I have seen the just ice thing too often. It is the slow way. The footbalers use hot, cold, applications immediatley on Charlie Horses. It eliminates a lot of bruising, swelling and pain.

October 2nd, 2007, 04:40 PM
yeah I realized after i posted that the OP was referring to specifically to muscle treatment not joint inflammation treatment.

October 2nd, 2007, 05:10 PM
Hot, cold, hot, cold, hot cold, the treatment for athletic injury for years.

This may have been what people did, but this is not always true because it depends on the injury. For an ankle sprain/break, the hot/cold is terrific because it promotes circulation. For shoulder injuries, it's ice, never heat, because ice reduces swelling. Heat is more used for soft tissue problems; joints need ice, sprains need both.

I do want to mention something here about jacuzzis and hot tubs/spas. A good friend of mine is a doctor here in Texas and she is against these things if a person has been in cooler water. The temperature change causes a tremendous rise in blood pressure very quickly, so if a person already has blood pressure elevations, it could be harmful.

Personally, I'm an ice kind of person. My shoulder gets sore every week or so, and a little ice eliminates the soreness. Love those bags of frozen vegetables!

October 2nd, 2007, 06:32 PM
Island - I am sorry it is ice and warmth, not super hot, hot. It is the fluctuation in temperature that causes circulation. Not just the ice. The cold makes the blood move from the surface and the warmth brings it back to the surface.

I have high blood pressure and really enjoy the hot tubes but I limit my stay to 5 min sequences. It is at 104 degrees f. I also have my hot tub as a warm up before I swim.

October 3rd, 2007, 10:21 AM
At least one study suggested a 2-3 minute hot shower followed by 30-60 seconds cold shower. And the hot/cold protocol worked for a rugby team. George P is right on again! --mjm

See the complete article here:

October 3rd, 2007, 12:14 PM
I had discussed treatment of the hot and cold applications with the trainer of the Hamilton TiCats football team. He told me the best way was to use ice in a freezer bag and gently rub over the area, not applying pressure for about 3 minutes, then apply a hot compress about 104 degrees (I use a hand towel and run it under hot tap water) for 3 minutes then the ice again and repeat, repeat, repeat.

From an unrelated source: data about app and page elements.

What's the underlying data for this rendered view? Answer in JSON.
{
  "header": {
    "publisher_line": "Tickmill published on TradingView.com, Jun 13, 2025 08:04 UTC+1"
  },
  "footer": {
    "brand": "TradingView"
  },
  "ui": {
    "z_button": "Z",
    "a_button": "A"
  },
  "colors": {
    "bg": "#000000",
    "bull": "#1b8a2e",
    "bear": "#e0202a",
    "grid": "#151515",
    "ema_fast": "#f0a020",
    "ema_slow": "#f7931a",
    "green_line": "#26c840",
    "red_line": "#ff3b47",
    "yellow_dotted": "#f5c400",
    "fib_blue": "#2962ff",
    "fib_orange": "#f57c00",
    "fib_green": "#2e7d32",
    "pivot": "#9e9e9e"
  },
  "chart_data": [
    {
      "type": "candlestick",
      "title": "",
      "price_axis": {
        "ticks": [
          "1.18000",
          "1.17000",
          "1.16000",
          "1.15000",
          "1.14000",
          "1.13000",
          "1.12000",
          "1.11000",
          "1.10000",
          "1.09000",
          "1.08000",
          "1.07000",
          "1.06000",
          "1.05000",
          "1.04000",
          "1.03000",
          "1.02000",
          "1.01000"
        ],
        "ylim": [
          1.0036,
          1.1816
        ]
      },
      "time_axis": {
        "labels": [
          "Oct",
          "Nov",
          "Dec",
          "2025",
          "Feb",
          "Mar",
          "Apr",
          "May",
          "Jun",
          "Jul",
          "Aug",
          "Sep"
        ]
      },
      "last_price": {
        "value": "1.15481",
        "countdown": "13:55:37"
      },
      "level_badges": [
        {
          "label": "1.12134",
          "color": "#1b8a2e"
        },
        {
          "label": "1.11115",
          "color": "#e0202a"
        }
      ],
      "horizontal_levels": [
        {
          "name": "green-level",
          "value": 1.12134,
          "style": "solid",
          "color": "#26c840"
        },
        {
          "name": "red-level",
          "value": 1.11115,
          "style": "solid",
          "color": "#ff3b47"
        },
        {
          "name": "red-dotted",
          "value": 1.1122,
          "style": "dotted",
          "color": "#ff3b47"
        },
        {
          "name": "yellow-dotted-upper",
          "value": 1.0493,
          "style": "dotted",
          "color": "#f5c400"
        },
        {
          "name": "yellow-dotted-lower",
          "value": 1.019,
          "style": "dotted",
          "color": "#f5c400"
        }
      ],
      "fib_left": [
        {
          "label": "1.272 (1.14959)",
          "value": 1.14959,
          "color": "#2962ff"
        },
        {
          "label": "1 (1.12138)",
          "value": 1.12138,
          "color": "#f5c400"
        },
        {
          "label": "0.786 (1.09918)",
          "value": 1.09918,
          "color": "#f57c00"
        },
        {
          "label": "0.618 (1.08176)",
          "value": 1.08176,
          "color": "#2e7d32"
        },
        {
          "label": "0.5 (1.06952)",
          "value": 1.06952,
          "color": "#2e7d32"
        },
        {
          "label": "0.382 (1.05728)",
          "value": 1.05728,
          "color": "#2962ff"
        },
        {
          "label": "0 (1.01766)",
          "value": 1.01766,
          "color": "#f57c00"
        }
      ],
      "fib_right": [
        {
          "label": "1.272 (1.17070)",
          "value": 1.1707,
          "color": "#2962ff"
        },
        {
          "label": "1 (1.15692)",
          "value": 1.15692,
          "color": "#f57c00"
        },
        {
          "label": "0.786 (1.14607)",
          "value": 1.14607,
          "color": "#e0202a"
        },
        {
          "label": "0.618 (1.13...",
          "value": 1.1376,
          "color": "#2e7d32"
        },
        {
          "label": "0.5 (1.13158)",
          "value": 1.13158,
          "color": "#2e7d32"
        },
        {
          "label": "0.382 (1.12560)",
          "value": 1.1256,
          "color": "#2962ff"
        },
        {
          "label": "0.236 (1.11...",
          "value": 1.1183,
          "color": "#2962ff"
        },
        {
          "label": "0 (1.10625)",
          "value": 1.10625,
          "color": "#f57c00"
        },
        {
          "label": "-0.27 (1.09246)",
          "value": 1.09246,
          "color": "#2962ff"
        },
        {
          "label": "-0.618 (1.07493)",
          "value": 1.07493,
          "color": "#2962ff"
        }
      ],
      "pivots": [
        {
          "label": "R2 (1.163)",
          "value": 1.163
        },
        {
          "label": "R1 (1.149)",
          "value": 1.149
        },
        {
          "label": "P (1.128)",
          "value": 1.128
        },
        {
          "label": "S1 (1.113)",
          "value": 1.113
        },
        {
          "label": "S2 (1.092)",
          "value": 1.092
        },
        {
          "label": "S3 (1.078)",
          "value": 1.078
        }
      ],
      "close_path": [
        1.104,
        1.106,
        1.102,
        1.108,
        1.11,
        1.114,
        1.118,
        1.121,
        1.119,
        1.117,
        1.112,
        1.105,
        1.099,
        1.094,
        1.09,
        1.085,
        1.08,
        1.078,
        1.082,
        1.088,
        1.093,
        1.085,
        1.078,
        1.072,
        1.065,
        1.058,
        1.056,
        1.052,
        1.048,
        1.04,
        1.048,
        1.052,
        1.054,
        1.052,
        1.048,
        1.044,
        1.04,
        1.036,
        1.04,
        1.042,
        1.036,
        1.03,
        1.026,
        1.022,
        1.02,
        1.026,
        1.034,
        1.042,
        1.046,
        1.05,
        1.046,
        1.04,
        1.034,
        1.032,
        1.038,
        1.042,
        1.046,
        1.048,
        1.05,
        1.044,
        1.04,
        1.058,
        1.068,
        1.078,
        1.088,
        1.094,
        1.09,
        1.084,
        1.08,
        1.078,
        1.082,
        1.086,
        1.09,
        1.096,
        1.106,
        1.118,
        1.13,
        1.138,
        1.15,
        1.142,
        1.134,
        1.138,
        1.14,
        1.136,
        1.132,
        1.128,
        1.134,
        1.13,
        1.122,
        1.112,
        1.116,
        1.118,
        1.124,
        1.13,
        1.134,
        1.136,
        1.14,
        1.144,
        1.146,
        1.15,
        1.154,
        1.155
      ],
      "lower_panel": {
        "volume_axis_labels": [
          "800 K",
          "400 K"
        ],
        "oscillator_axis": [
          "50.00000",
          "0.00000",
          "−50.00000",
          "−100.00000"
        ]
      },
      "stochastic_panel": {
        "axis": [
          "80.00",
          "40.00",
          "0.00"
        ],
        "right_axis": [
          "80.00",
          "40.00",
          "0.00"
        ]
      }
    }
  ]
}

Old fashioned maybe, - successful yes.

However the football team is not very successful this year.